We can assume that Russia is once again fascinated US and we are witnessing an interesting moment in relations between the two countries. You can also suggest that the fascination with Russia’s Donald trump understandable when viewed through the prism of “Santa Barbara”. He was the first American President that Russian viewers of the series can identify with one of the characters, and, consequently, one of the few familiar categories of Americans. Bill Clinton was too friendly and good-natured for the leader or the person was to surround the aura of sinister mystery, and his relationship with women was disgusting and vile. George W. Bush was, it seemed, insufficiently experienced to be an important character in “Santa Barbara”. In addition, in the papers, that the intelligence he did not Shine and the beautiful women of weakness is not nourished, and therefore no riddle was not in it. Barack Obama, admittedly very nice in a tuxedo, was elegant and beautiful, but, as in the case of Bush, constantly talked about his love for his wife, which, of course, very commendable, but did it a little boring, someone around whom it is difficult to build a fairly complicated storyline. Trump also perfectly fits the image of a typical American capitalist fat cats, which is firmly stuck in the collective Soviet consciousness thanks to the countless “newspaper” cartoons: a large, coarse facial features, all the time in a tuxedo, and his gigantic new York apartment — gold has many luxurious estates and glamorous novels behind him, cruel and filled with mindless determination. Yes, if you lived in the Soviet Union, Willy-nilly, and so it the American. But he, paradoxically, like Putin, and thus, to some extent, and Russia.

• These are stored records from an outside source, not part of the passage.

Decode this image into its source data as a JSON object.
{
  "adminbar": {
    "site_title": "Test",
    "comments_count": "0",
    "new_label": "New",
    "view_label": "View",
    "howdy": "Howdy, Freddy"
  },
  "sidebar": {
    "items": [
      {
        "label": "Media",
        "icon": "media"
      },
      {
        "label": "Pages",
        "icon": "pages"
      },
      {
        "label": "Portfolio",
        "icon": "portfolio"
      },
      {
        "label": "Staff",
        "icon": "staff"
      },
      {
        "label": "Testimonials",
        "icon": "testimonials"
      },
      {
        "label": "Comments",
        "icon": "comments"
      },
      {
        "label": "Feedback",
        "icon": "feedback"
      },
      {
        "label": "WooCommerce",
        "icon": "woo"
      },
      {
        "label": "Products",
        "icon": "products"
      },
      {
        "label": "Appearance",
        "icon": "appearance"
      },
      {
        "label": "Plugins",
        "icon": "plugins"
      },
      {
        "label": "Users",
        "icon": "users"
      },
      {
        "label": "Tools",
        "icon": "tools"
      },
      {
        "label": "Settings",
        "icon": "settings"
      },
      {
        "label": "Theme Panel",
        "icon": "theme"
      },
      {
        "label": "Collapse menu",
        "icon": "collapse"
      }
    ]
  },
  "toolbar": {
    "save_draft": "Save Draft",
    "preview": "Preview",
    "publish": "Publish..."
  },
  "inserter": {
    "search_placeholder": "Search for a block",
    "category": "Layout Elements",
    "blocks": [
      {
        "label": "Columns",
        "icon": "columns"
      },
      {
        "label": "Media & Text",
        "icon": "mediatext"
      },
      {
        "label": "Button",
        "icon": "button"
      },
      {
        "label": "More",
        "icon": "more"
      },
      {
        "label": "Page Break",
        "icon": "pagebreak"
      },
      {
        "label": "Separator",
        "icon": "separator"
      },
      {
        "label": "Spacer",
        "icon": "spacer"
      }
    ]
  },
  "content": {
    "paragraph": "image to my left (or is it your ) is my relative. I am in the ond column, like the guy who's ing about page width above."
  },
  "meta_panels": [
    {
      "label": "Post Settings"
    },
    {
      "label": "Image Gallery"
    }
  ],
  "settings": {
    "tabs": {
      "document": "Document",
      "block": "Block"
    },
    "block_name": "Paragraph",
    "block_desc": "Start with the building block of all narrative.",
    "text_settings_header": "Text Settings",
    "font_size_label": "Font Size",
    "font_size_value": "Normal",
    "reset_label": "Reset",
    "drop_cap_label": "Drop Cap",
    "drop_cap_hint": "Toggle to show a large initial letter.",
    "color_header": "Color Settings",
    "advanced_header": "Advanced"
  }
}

In General, the Russians seem to be tired constantly hear about what their Patriotic duty is to hate the Western world and the USA in particular. In Russia there is no alternative model of development of society towards democracy, except for vague references to traditional conservative values, steeped in a deep dissatisfaction with the present.

Putin still enjoys great popularity among the majority of elderly Russians, although their dissatisfaction with the stagnant (which means a permanent worsening) economic situation in the country becomes more tangible than it has been for many years, almost from the beginning of 2000-ies. And those representatives of the younger generation, who have lived their entire life under the auspices of the ossified Putin regime, protest against him more and more actively and vociferously. They are tired of what they keep back and forcibly pushed back into the past. They want to live both in Russia and in the world.

“Santa Barbara” continues to live. But graffiti “Santa Barbara forever!” on the wall of a residential building in St. Petersburg, where in 1993 my parents lived, no longer exists.


Mikhail Iossel was born in Leningrad and author of a collection of short stories “Every hunter wants to know”.